Focus group research makes clear that voters know little about the substance of the plan--all they know is that some on both the left and the right don't like it and that it is the subject of intense controversy. In essence then, these questions ask people whether they favor or oppose "a controversial plan that is in constant flux." Understood that way, it is surprising we find any support.
Mellman goes on to argue that "the individual elements of the legislation," once described, "are very popular, as is the bill in total, when it is explained."
But those findings lead us to the really critical question: Will Americans come to understand the reform bill as Mellman's questions explained it, especially since most of the key provisions will not take effect until 2014? As I explained in a column earlier this year, seniors soured on the prescription drug benefit in Medicare after it passed. Their assessments reversed, but not until almost two years later when they finally started experiencing the benefit.
If the process of debating and moving the bills through Congress has not brought much clarity, where will attitudes go during the next two election cycles? Here are two very different views of the future.
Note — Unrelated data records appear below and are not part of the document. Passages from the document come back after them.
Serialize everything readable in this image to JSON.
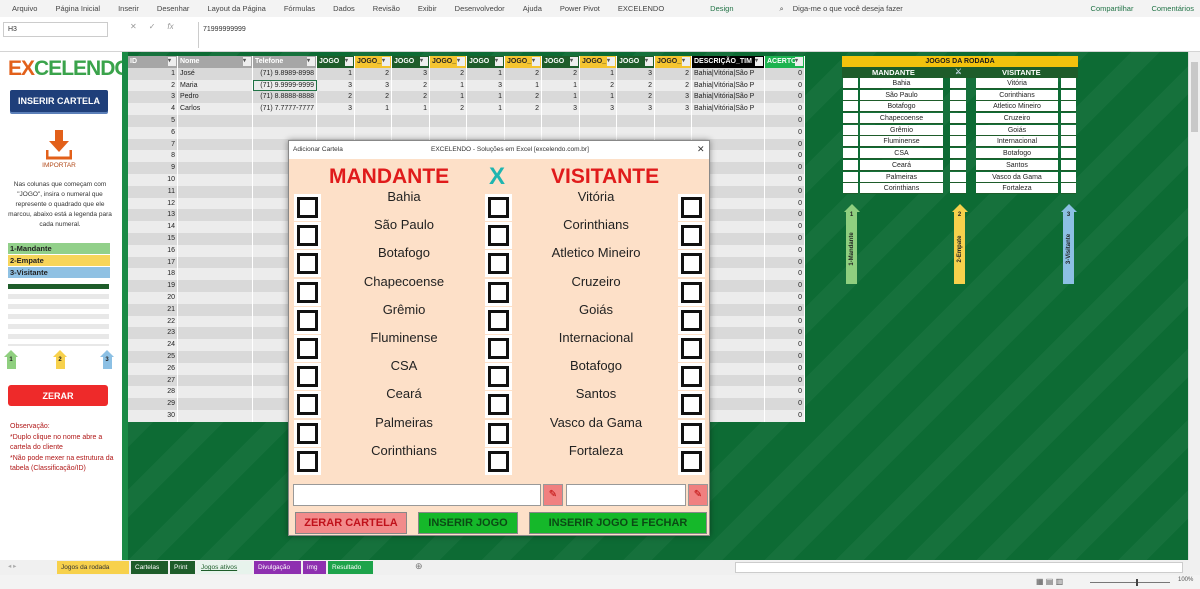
{
  "ribbon": {
    "tabs": [
      "Arquivo",
      "Página Inicial",
      "Inserir",
      "Desenhar",
      "Layout da Página",
      "Fórmulas",
      "Dados",
      "Revisão",
      "Exibir",
      "Desenvolvedor",
      "Ajuda",
      "Power Pivot",
      "EXCELENDO",
      "Design"
    ],
    "search_placeholder": "Diga-me o que você deseja fazer",
    "share": "Compartilhar",
    "comments": "Comentários"
  },
  "formula_bar": {
    "name_box": "H3",
    "value": "71999999999"
  },
  "left_panel": {
    "logo": "EXCELENDO",
    "insert_button": "INSERIR CARTELA",
    "import_label": "IMPORTAR",
    "instructions": "Nas colunas que começam com \"JOGO\", insira o numeral que represente o quadrado que ele marcou, abaixo está a legenda para cada numeral.",
    "legend": [
      {
        "label": "1-Mandante",
        "color": "#92d08a"
      },
      {
        "label": "2-Empate",
        "color": "#f7d55a"
      },
      {
        "label": "3-Visitante",
        "color": "#8fc1e3"
      }
    ],
    "arrow_numbers": [
      "1",
      "2",
      "3"
    ],
    "reset_button": "ZERAR",
    "notes": [
      "Observação:",
      "*Duplo clique no nome abre a cartela do cliente",
      "*Não pode mexer na estrutura da tabela (Classificação/ID)"
    ]
  },
  "table": {
    "headers": [
      "ID",
      "Nome",
      "Telefone",
      "JOGO",
      "JOGO_",
      "JOGO",
      "JOGO_",
      "JOGO",
      "JOGO_",
      "JOGO",
      "JOGO_",
      "JOGO",
      "JOGO_",
      "DESCRIÇÃO_TIM",
      "ACERTO"
    ],
    "rows": [
      {
        "id": "1",
        "nome": "José",
        "telefone": "(71) 9.8989-8998",
        "jogos": [
          "1",
          "2",
          "3",
          "2",
          "1",
          "2",
          "2",
          "1",
          "3",
          "2"
        ],
        "descricao": "Bahia|Vitória|São P",
        "acerto": "0"
      },
      {
        "id": "2",
        "nome": "Maria",
        "telefone": "(71) 9.9999-9999",
        "jogos": [
          "3",
          "3",
          "2",
          "1",
          "3",
          "1",
          "1",
          "2",
          "2",
          "2"
        ],
        "descricao": "Bahia|Vitória|São P",
        "acerto": "0"
      },
      {
        "id": "3",
        "nome": "Pedro",
        "telefone": "(71) 8.8888-8888",
        "jogos": [
          "2",
          "2",
          "2",
          "1",
          "1",
          "2",
          "1",
          "1",
          "2",
          "3"
        ],
        "descricao": "Bahia|Vitória|São P",
        "acerto": "0"
      },
      {
        "id": "4",
        "nome": "Carlos",
        "telefone": "(71) 7.7777-7777",
        "jogos": [
          "3",
          "1",
          "1",
          "2",
          "1",
          "2",
          "3",
          "3",
          "3",
          "3"
        ],
        "descricao": "Bahia|Vitória|São P",
        "acerto": "0"
      }
    ],
    "empty_ids": [
      "5",
      "6",
      "7",
      "8",
      "9",
      "10",
      "11",
      "12",
      "13",
      "14",
      "15",
      "16",
      "17",
      "18",
      "19",
      "20",
      "21",
      "22",
      "23",
      "24",
      "25",
      "26",
      "27",
      "28",
      "29",
      "30"
    ],
    "empty_acerto": "0"
  },
  "dialog": {
    "title": "Adicionar Cartela",
    "caption": "EXCELENDO - Soluções em Excel [excelendo.com.br]",
    "close": "✕",
    "home_header": "MANDANTE",
    "vs": "X",
    "away_header": "VISITANTE",
    "games": [
      {
        "home": "Bahia",
        "away": "Vitória"
      },
      {
        "home": "São Paulo",
        "away": "Corinthians"
      },
      {
        "home": "Botafogo",
        "away": "Atletico Mineiro"
      },
      {
        "home": "Chapecoense",
        "away": "Cruzeiro"
      },
      {
        "home": "Grêmio",
        "away": "Goiás"
      },
      {
        "home": "Fluminense",
        "away": "Internacional"
      },
      {
        "home": "CSA",
        "away": "Botafogo"
      },
      {
        "home": "Ceará",
        "away": "Santos"
      },
      {
        "home": "Palmeiras",
        "away": "Vasco da Gama"
      },
      {
        "home": "Corinthians",
        "away": "Fortaleza"
      }
    ],
    "name_input": "",
    "phone_input": "",
    "buttons": {
      "reset": "ZERAR CARTELA",
      "insert": "INSERIR JOGO",
      "insert_close": "INSERIR JOGO E FECHAR"
    }
  },
  "right_panel": {
    "title": "JOGOS DA RODADA",
    "home_header": "MANDANTE",
    "away_header": "VISITANTE",
    "arrows": [
      {
        "num": "1",
        "label": "1-Mandante",
        "color": "#8fcf7f"
      },
      {
        "num": "2",
        "label": "2-Empate",
        "color": "#f7d14c"
      },
      {
        "num": "3",
        "label": "3-Visitante",
        "color": "#8cc0e4"
      }
    ]
  },
  "sheet_tabs": [
    {
      "label": "Jogos da rodada",
      "color": "#f7d14c",
      "text": "#333"
    },
    {
      "label": "Cartelas",
      "color": "#1e5c2a",
      "text": "#fff"
    },
    {
      "label": "Print",
      "color": "#1e5c2a",
      "text": "#fff"
    },
    {
      "label": "Jogos ativos",
      "color": "#e7f3ec",
      "text": "#1e5c2a",
      "active": true
    },
    {
      "label": "Divulgação",
      "color": "#8e2fb0",
      "text": "#fff"
    },
    {
      "label": "img",
      "color": "#8e2fb0",
      "text": "#fff"
    },
    {
      "label": "Resultado",
      "color": "#1da34a",
      "text": "#fff"
    }
  ],
  "status": {
    "zoom": "100%"
  }
}
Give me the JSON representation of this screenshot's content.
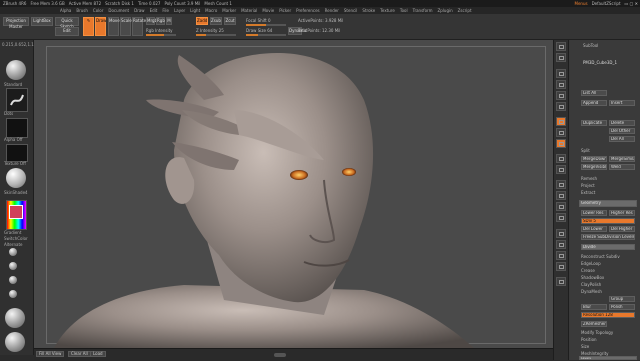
{
  "title_bar": {
    "app": "ZBrush 4R6",
    "segments": [
      "Free Mem 3.6 GB",
      "Active Mem 872",
      "Scratch Disk 1",
      "Time 0.027",
      "Poly Count 3.9 Mil",
      "Mesh Count 1"
    ],
    "right": [
      "Menus",
      "DefaultZScript"
    ]
  },
  "menus": [
    "Alpha",
    "Brush",
    "Color",
    "Document",
    "Draw",
    "Edit",
    "File",
    "Layer",
    "Light",
    "Macro",
    "Marker",
    "Material",
    "Movie",
    "Picker",
    "Preferences",
    "Render",
    "Stencil",
    "Stroke",
    "Texture",
    "Tool",
    "Transform",
    "Zplugin",
    "Zscript"
  ],
  "toolbar": {
    "projection_master": "Projection Master",
    "lightbox": "LightBox",
    "quick_sketch": "Quick Sketch",
    "edit": "Edit",
    "draw": "Draw",
    "move": "Move",
    "scale": "Scale",
    "rotate": "Rotate",
    "mrgb": "Mrgb",
    "rgb": "Rgb",
    "m": "M",
    "zadd": "Zadd",
    "zsub": "Zsub",
    "zcut": "Zcut",
    "rgb_intensity": "Rgb Intensity",
    "z_intensity": "Z Intensity 25",
    "focal_shift": "Focal Shift 0",
    "draw_size": "Draw Size 64",
    "dynamic": "Dynamic",
    "active_points": "ActivePoints: 3.928 Mil",
    "total_points": "TotalPoints: 12.30 Mil"
  },
  "left_shelf": {
    "items": [
      "Standard",
      "Dots",
      "Alpha Off",
      "Texture Off",
      "SkinShade4",
      "Gradient",
      "SwitchColor",
      "Alternate"
    ],
    "coords": "0.215,0.652,1.13"
  },
  "right_shelf": {
    "buttons": [
      "BPR",
      "SPix 3",
      "Scroll",
      "Zoom",
      "Actual",
      "AAHalf",
      "Persp",
      "Floor",
      "Local",
      "L.Sym",
      "Xpose",
      "Frame",
      "Move",
      "Scale",
      "Rotate",
      "PolyF",
      "Transp",
      "Ghost",
      "Solo",
      "Dynamic"
    ]
  },
  "right_panel": {
    "header": "SubTool",
    "tool_name": "PM3D_Cube3D_1",
    "list_all": "List All",
    "append": "Append",
    "insert": "Insert",
    "duplicate": "Duplicate",
    "delete": "Delete",
    "del_other": "Del Other",
    "del_all": "Del All",
    "split": "Split",
    "merge_down": "MergeDown",
    "merge_similar": "MergeSimilar",
    "merge_visible": "MergeVisible",
    "weld": "Weld",
    "uv": "Uv",
    "remesh": "Remesh",
    "project": "Project",
    "extract": "Extract",
    "geometry": "Geometry",
    "lower_res": "Lower Res",
    "higher_res": "Higher Res",
    "sdiv": "SDiv 5",
    "del_lower": "Del Lower",
    "del_higher": "Del Higher",
    "freeze": "Freeze SubDivision Levels",
    "reconstruct": "Reconstruct Subdiv",
    "divide": "Divide",
    "smt": "Smt",
    "suv": "Suv",
    "rsuv": "ReUV",
    "edge_loop": "EdgeLoop",
    "crease": "Crease",
    "shadow_box": "ShadowBox",
    "clay_polish": "ClayPolish",
    "dynamesh": "DynaMesh",
    "group": "Group",
    "polish": "Polish",
    "blur": "Blur",
    "project_btn": "Project",
    "resolution": "Resolution 128",
    "zremesher": "ZRemesher",
    "modify_topology": "Modify Topology",
    "position": "Position",
    "size": "Size",
    "mesh_integrity": "MeshIntegrity",
    "layers": "Layers"
  },
  "bottom_bar": {
    "btn1": "Fill All View",
    "btn2": "Clear All",
    "btn3": "Load"
  }
}
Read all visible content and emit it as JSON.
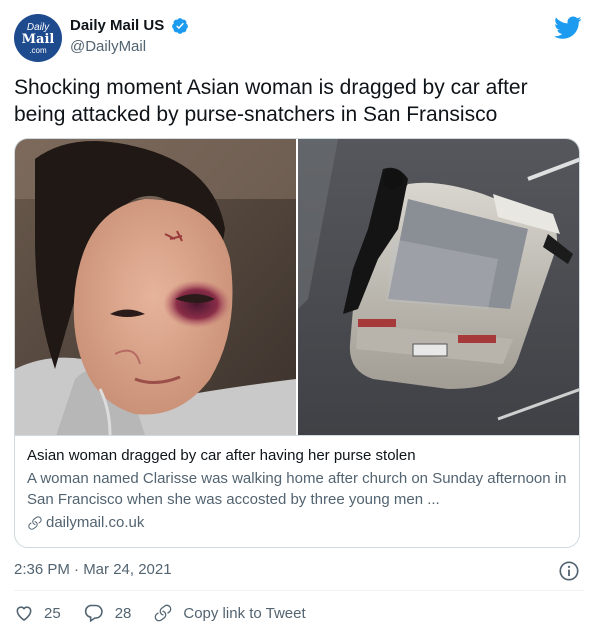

The first comes from the Weekly Standard's Michael Goldfarb:
Liberals seem to be under the impression that health care reform will be like a new entititlement, and that Republicans will run against it at their own peril -- as was the case with Social Security reform in 2005. And they may be right, but not until this monstrous bill actually goes into effect some time in 2013. Which means that for the next four years, Republicans will be able to say whatever they want about the health care reforms that were passed but won't come into effect for years. Republicans will be able to come up with another "death panel" every week.
To put this in some perspective, the "death panel" story was named "lie of the year" by the non-partisan Politifact.com, and Goldfarb's comment was deemed "divisive and intemperate" enough to merit nomination for one of Andrew Sullivan's "Malkin Awards."
The second view of the future comes from the Washington Post's Ezra Klein:
There's a lot of talk over whether the health-care bill should begin before 2014, and whether the long delay will give the GOP sufficient time to foment a backlash.
A year after the president signs health-care reform, the country will have largely forgotten about it. That's not to say it won't be mentioned in the elections, or argued over in occasional op-eds. But what keeps it on the front page? It's easy enough to write about health-care reform when it's dominating the congressional agenda. When it's waiting to be implemented? Or when it's being implemented, and the main effect is that 16 million people without political power now have health-care coverage? [As for the backlash,] I don't buy it.
As different as they are, both visions have some merit. The Republicans have made it clear they will not relent in efforts to paint the reform as a budget-busting government takeover, and Klein is probably right that the news media will move on to other topics. As such, I would not advise supporters of reform to take much comfort in the health care debate falling off off the front pages. Americans may forget about the bill for awhile, but when Republicans candidates bring it up in 2010, voters will have memories of what they learned in 2009. People won't "see the good in the bill," unless someone makes a concerted effort to tell them. If you believe in reform, I'd recommend listening closely to my friends Sheri and Allan Rivlin:
The answer is that we need more message discipline. We need more voices of support for the underlying effort at health care reform. For every blog post about the public option that will effect fewer than 10% of the public, there needs to be 10 posts about the other provisions of the bill - no more pre-existing condition exclusions, no dropping coverage for people who get sick, insurance exchanges that offer choice and competition, etc. And if Democrats do not stop attacking other Democrats as being too much like Republicans there will soon be a lot more Republicans around to sharpen the comparison.